It's vacation time! For two wonderful weeks I will try to switch off and not to think too much of my job. It's a time to connect on a deeper calmer and more relaxed way with my daughters. I will be visiting my loved ones over the next five days. With the immediate family living in different cities, our vacations are planned, in part, to visit or go away together.
So I will pack the car and leave tomorrow in the early morning hours for my seven-hour road trip. Tomorrow's also a special day for me; it will mark four years since my double mastectomy and reconstruction. Some cancer survivors count from the day they were diagnosed, others may count from other personally significant days, but I chose the date that the cancer was removed from my body... forever!
Although many of us would rather forget about that day, I would hazard a guess that most survivors spend some quiet time remembering and going over in vivid detail the events of that fateful day. Even four years later, and after the brain fog that chemo left behind, I can recall the details of my hospital room and feel the anxiety I harboured in the face of the unknown. Even though I was given some pills to calm me down, sleep would elude me as the thoughts of my family and loved ones would increasingly occupy my mind.
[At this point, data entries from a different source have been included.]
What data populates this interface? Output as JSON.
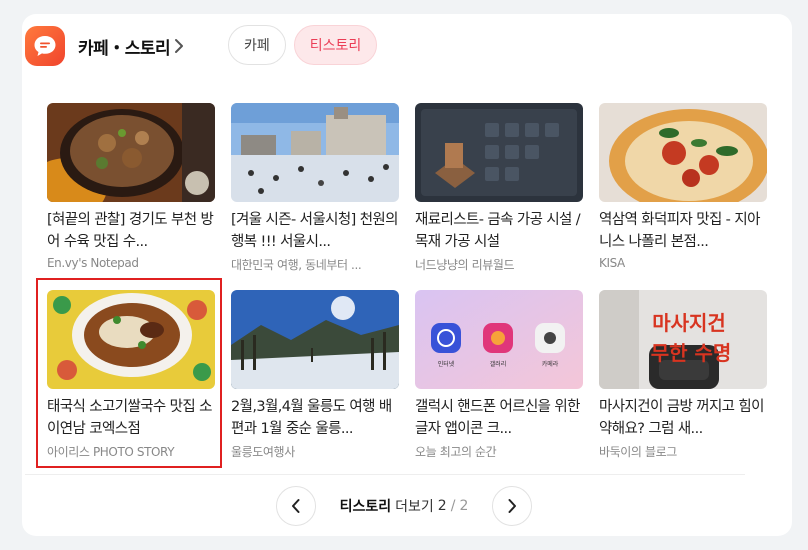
{
  "header": {
    "title": "카페・스토리",
    "tabs": [
      {
        "label": "카페"
      },
      {
        "label": "티스토리"
      }
    ]
  },
  "items": [
    {
      "title": "[혀끝의 관찰] 경기도 부천 방어 수육 맛집 수...",
      "source": "En.vy's Notepad"
    },
    {
      "title": "[겨울 시즌- 서울시청] 천원의 행복 !!! 서울시...",
      "source": "대한민국 여행, 동네부터 ..."
    },
    {
      "title": "재료리스트- 금속 가공 시설 / 목재 가공 시설",
      "source": "너드냥냥의 리뷰월드"
    },
    {
      "title": "역삼역 화덕피자 맛집 - 지아니스 나폴리 본점...",
      "source": "KISA"
    },
    {
      "title": "태국식 소고기쌀국수 맛집 소이연남 코엑스점",
      "source": "아이리스 PHOTO STORY"
    },
    {
      "title": "2월,3월,4월 울릉도 여행 배편과 1월 중순 울릉...",
      "source": "울릉도여행사"
    },
    {
      "title": "갤럭시 핸드폰 어르신을 위한 글자 앱이콘 크...",
      "source": "오늘 최고의 순간"
    },
    {
      "title": "마사지건이 금방 꺼지고 힘이 약해요? 그럼 새...",
      "source": "바둑이의 블로그"
    }
  ],
  "thumb_text": {
    "app1": "인터넷",
    "app2": "갤러리",
    "app3": "카메라",
    "massage_1": "마사지건",
    "massage_2": "무한 수명"
  },
  "pager": {
    "section": "티스토리",
    "more": "더보기",
    "current": "2",
    "slash": "/",
    "total": "2"
  }
}
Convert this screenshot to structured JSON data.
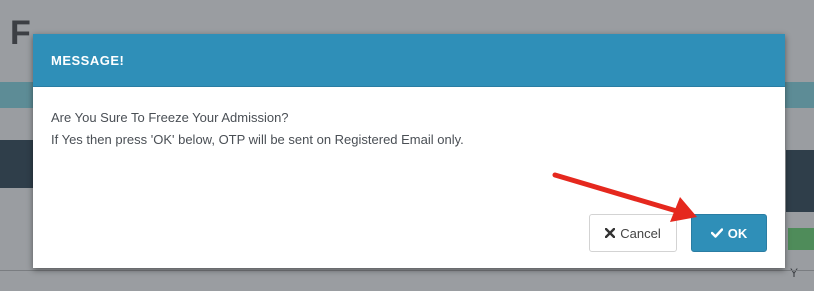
{
  "background": {
    "title_fragment": "F",
    "right_text": "Y"
  },
  "modal": {
    "title": "MESSAGE!",
    "body_lines": [
      "Are You Sure To Freeze Your Admission?",
      "If Yes then press 'OK' below, OTP will be sent on Registered Email only."
    ],
    "cancel_label": "Cancel",
    "cancel_icon": "times-icon",
    "ok_label": "OK",
    "ok_icon": "check-icon"
  },
  "colors": {
    "header": "#2f8fb8",
    "ok_button": "#2f8fb8",
    "annotation_arrow": "#e5281e"
  }
}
I was up bright and early the next morning to get ready for my operation. No breakfast for me that morning; in fact, it would be two full days before I would even put a spoon of jello in my mouth. I was surprisingly calm that morning. I was taken up to the operating room at 8 a.m. I would be lined up alongside two other patients. We lay on our gurneys each of us consumed with our own thoughts. There would be no idle chit chat for any of us. None of us really cared what the other was in for. All we were asking for was to get through surgery and continue on with our lives.
I spent the better part of the day in the operating room. The first few hours were taken up with the removal of my breasts and unfortunately some lymph nodes. The last few hours were taken up with the reconstruction of my breasts using skin from my abdomen. Ten and a half hours later, I was taken to the recovery room and it would be dark before I was wheeled back to my room.
That night, as I lay there in my tiny little room, I thought of nothing but the discomfort and the boots on my legs that were keeping my circulation going and hopefully warding off any potentially deadly blood clots. Nurses came and left carrying units of blood for transfusion and needles full of strong medication for the pain. One of my surgeons told me prior to surgery that I would feel like I had been run over by a truck when I woke up. At the moment I thought it was a strange thing to say... especially to a patient that had never been run over by a truck! But I can say, having been through it, that he was probably right. This must be what it feels like to be run over by a truck. The pain radiating from so many different parts of my body made it feel like one big fire pit.
So... part of my drive may be spent remembering parts of that day. However, it's also an opportunity to look back and see all that I have accomplished over the past four years. I am much different from the woman I was back then. I prefer to think of myself as an older, wiser and more updated version of her.
Cancer has given me the opportunity to change many aspects of my life. It has opened my eyes to many different practises. Before cancer I most likely would never taken up meditation, nor would I have started doing yoga. I have also been given some precious insight into food and nutrition. I am much more conscious of the types of foods I fuel my body with.
Cancer has also opened my eyes to some new and interesting people. It gave me insight about the types of relationships I had, and helped me see those who were a positive, thoughtful and loving influence. I know that the people around me today would stick with me through thick and thin.
So tomorrow will be a day of reflection, but also a day of celebration. It brings me one step closer to the five year milestone (something I am eagerly anticipating). So, although I could have done without it, cancer has jump-started my life and made me into the person I am today. And that is a whole lot to be thankful for!